*** Records for the task ***

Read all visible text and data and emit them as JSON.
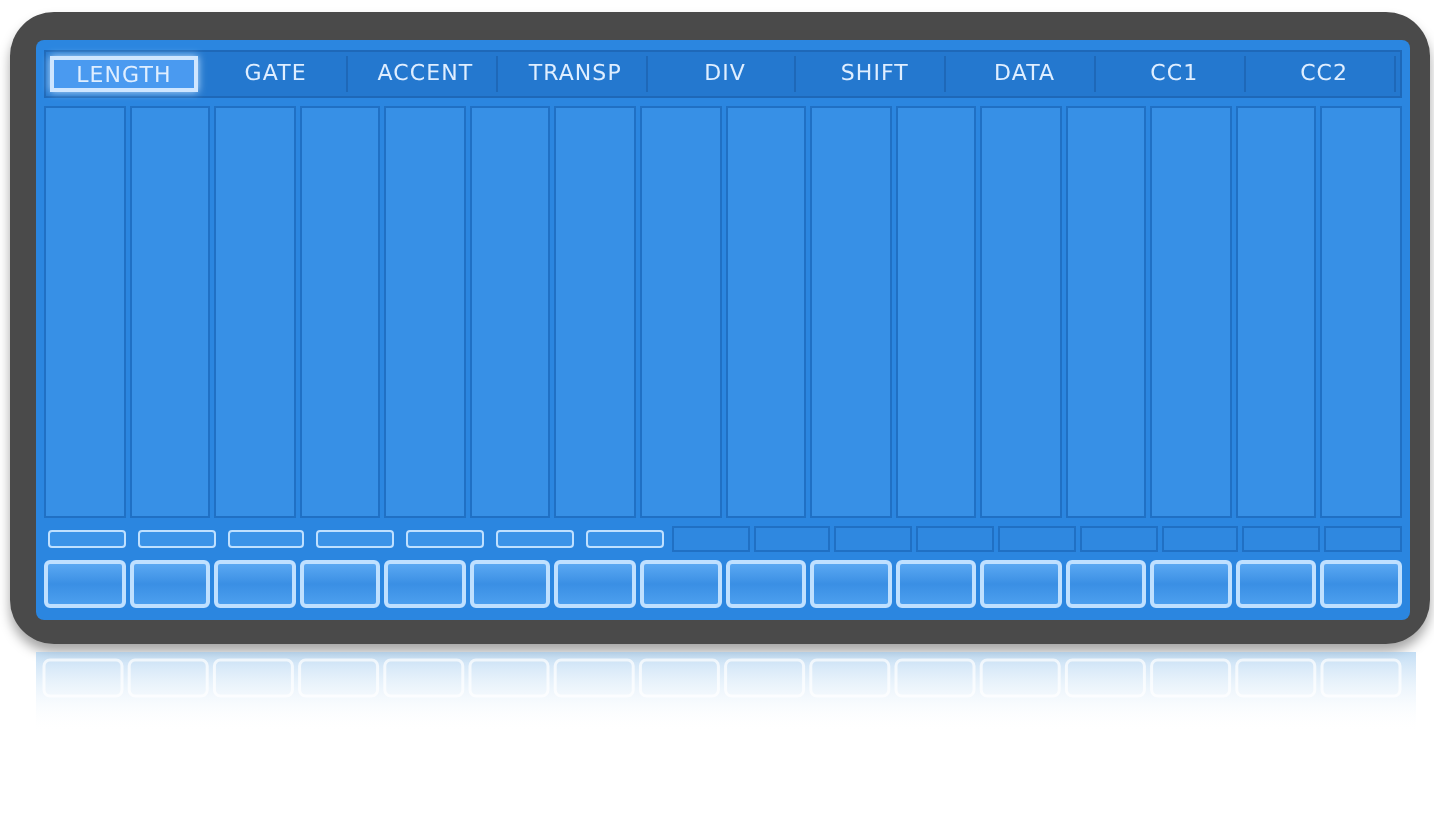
{
  "tabs": [
    {
      "label": "LENGTH",
      "selected": true
    },
    {
      "label": "GATE",
      "selected": false
    },
    {
      "label": "ACCENT",
      "selected": false
    },
    {
      "label": "TRANSP",
      "selected": false
    },
    {
      "label": "DIV",
      "selected": false
    },
    {
      "label": "SHIFT",
      "selected": false
    },
    {
      "label": "DATA",
      "selected": false
    },
    {
      "label": "CC1",
      "selected": false
    },
    {
      "label": "CC2",
      "selected": false
    }
  ],
  "steps": [
    {
      "active": true
    },
    {
      "active": true
    },
    {
      "active": true
    },
    {
      "active": true
    },
    {
      "active": true
    },
    {
      "active": true
    },
    {
      "active": true
    },
    {
      "active": false
    },
    {
      "active": false
    },
    {
      "active": false
    },
    {
      "active": false
    },
    {
      "active": false
    },
    {
      "active": false
    },
    {
      "active": false
    },
    {
      "active": false
    },
    {
      "active": false
    }
  ]
}
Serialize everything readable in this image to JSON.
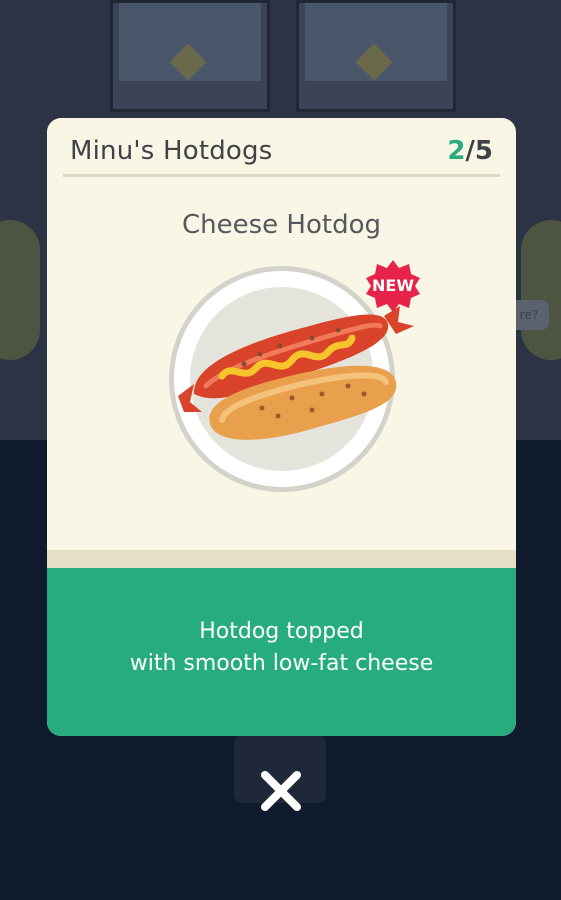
{
  "card": {
    "title": "Minu's Hotdogs",
    "count_current": "2",
    "count_total": "/5",
    "item_name": "Cheese Hotdog",
    "badge": "NEW",
    "description_line1": "Hotdog topped",
    "description_line2": "with smooth low-fat cheese"
  },
  "background": {
    "bubble_text": "re?"
  },
  "icons": {
    "close": "close-icon",
    "hotdog": "hotdog-illustration",
    "new_badge": "new-badge-icon"
  },
  "colors": {
    "accent_green": "#27ad7d",
    "card_bg": "#faf6e6",
    "badge_red": "#e8234a",
    "overlay": "#0f1a2c"
  }
}
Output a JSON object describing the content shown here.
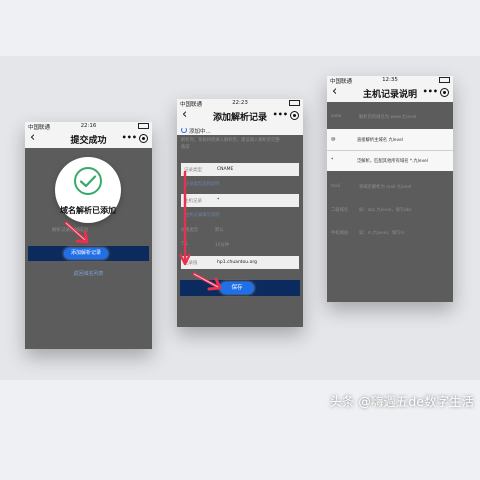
{
  "phone1": {
    "status": {
      "carrier": "中国联通",
      "time": "22:16",
      "battery": ""
    },
    "title": "提交成功",
    "success_text": "域名解析已添加",
    "faded_line": "解析记录添加成功",
    "primary_button": "添加解析记录",
    "link": "返回域名列表"
  },
  "phone2": {
    "status": {
      "carrier": "中国联通",
      "time": "22:23",
      "battery": ""
    },
    "title": "添加解析记录",
    "loading": "添加中...",
    "hint_lines": [
      "解析时，系统将把填入解析后，建议填入解析的完整",
      "备案"
    ],
    "fields": [
      {
        "label": "记录类型",
        "value": "CNAME"
      },
      {
        "label": "主机记录",
        "value": "*"
      },
      {
        "label": "记录值",
        "value": "hp1.chuantou.org"
      }
    ],
    "dim_links": [
      "记录类型选择说明",
      "主机记录填写说明"
    ],
    "dim_rows": [
      {
        "label": "线路类型",
        "value": "默认"
      },
      {
        "label": "TTL",
        "value": "10分钟"
      }
    ],
    "save_button": "保存"
  },
  "phone3": {
    "status": {
      "carrier": "中国联通",
      "time": "12:35",
      "battery": ""
    },
    "title": "主机记录说明",
    "dim_top": {
      "label": "www",
      "value": "解析后的域名为 www.九level"
    },
    "highlight_rows": [
      {
        "label": "@",
        "value": "直接解析主域名 九level"
      },
      {
        "label": "*",
        "value": "泛解析，匹配其他所有域名 *.九level"
      }
    ],
    "dim_rows": [
      {
        "label": "mail",
        "value": "将域名解析为 mail.九level"
      },
      {
        "label": "二级域名",
        "value": "如：abc.九level，填写abc"
      },
      {
        "label": "手机网站",
        "value": "如：m.九level，填写m"
      }
    ]
  },
  "watermark": "头条 @嗨週五de数字生活",
  "colors": {
    "screen_dim": "#5c5c5c",
    "navy": "#0b2a5e",
    "blue": "#1f6fe8",
    "arrow": "#e8304f",
    "green": "#39a96b"
  }
}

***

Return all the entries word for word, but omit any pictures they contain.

Response below
Read all visible text and data and emit them as JSON.
{
  "tabs": [
    {
      "label": "LENGTH",
      "selected": true
    },
    {
      "label": "GATE",
      "selected": false
    },
    {
      "label": "ACCENT",
      "selected": false
    },
    {
      "label": "TRANSP",
      "selected": false
    },
    {
      "label": "DIV",
      "selected": false
    },
    {
      "label": "SHIFT",
      "selected": false
    },
    {
      "label": "DATA",
      "selected": false
    },
    {
      "label": "CC1",
      "selected": false
    },
    {
      "label": "CC2",
      "selected": false
    }
  ],
  "steps": [
    {
      "active": true
    },
    {
      "active": true
    },
    {
      "active": true
    },
    {
      "active": true
    },
    {
      "active": true
    },
    {
      "active": true
    },
    {
      "active": true
    },
    {
      "active": false
    },
    {
      "active": false
    },
    {
      "active": false
    },
    {
      "active": false
    },
    {
      "active": false
    },
    {
      "active": false
    },
    {
      "active": false
    },
    {
      "active": false
    },
    {
      "active": false
    }
  ]
}
Serialize everything readable in this image to JSON.
{
  "card": {
    "title": "Minu's Hotdogs",
    "count_current": "2",
    "count_total": "/5",
    "item_name": "Cheese Hotdog",
    "badge": "NEW",
    "description_line1": "Hotdog topped",
    "description_line2": "with smooth low-fat cheese"
  },
  "background": {
    "bubble_text": "re?"
  },
  "icons": {
    "close": "close-icon",
    "hotdog": "hotdog-illustration",
    "new_badge": "new-badge-icon"
  },
  "colors": {
    "accent_green": "#27ad7d",
    "card_bg": "#faf6e6",
    "badge_red": "#e8234a",
    "overlay": "#0f1a2c"
  }
}
Output a JSON object describing the content shown here.
{
  "phone1": {
    "status": {
      "carrier": "中国联通",
      "time": "22:16",
      "battery": ""
    },
    "title": "提交成功",
    "success_text": "域名解析已添加",
    "faded_line": "解析记录添加成功",
    "primary_button": "添加解析记录",
    "link": "返回域名列表"
  },
  "phone2": {
    "status": {
      "carrier": "中国联通",
      "time": "22:23",
      "battery": ""
    },
    "title": "添加解析记录",
    "loading": "添加中...",
    "hint_lines": [
      "解析时，系统将把填入解析后，建议填入解析的完整",
      "备案"
    ],
    "fields": [
      {
        "label": "记录类型",
        "value": "CNAME"
      },
      {
        "label": "主机记录",
        "value": "*"
      },
      {
        "label": "记录值",
        "value": "hp1.chuantou.org"
      }
    ],
    "dim_links": [
      "记录类型选择说明",
      "主机记录填写说明"
    ],
    "dim_rows": [
      {
        "label": "线路类型",
        "value": "默认"
      },
      {
        "label": "TTL",
        "value": "10分钟"
      }
    ],
    "save_button": "保存"
  },
  "phone3": {
    "status": {
      "carrier": "中国联通",
      "time": "12:35",
      "battery": ""
    },
    "title": "主机记录说明",
    "dim_top": {
      "label": "www",
      "value": "解析后的域名为 www.九level"
    },
    "highlight_rows": [
      {
        "label": "@",
        "value": "直接解析主域名 九level"
      },
      {
        "label": "*",
        "value": "泛解析，匹配其他所有域名 *.九level"
      }
    ],
    "dim_rows": [
      {
        "label": "mail",
        "value": "将域名解析为 mail.九level"
      },
      {
        "label": "二级域名",
        "value": "如：abc.九level，填写abc"
      },
      {
        "label": "手机网站",
        "value": "如：m.九level，填写m"
      }
    ]
  },
  "watermark": "头条 @嗨週五de数字生活",
  "colors": {
    "screen_dim": "#5c5c5c",
    "navy": "#0b2a5e",
    "blue": "#1f6fe8",
    "arrow": "#e8304f",
    "green": "#39a96b"
  }
}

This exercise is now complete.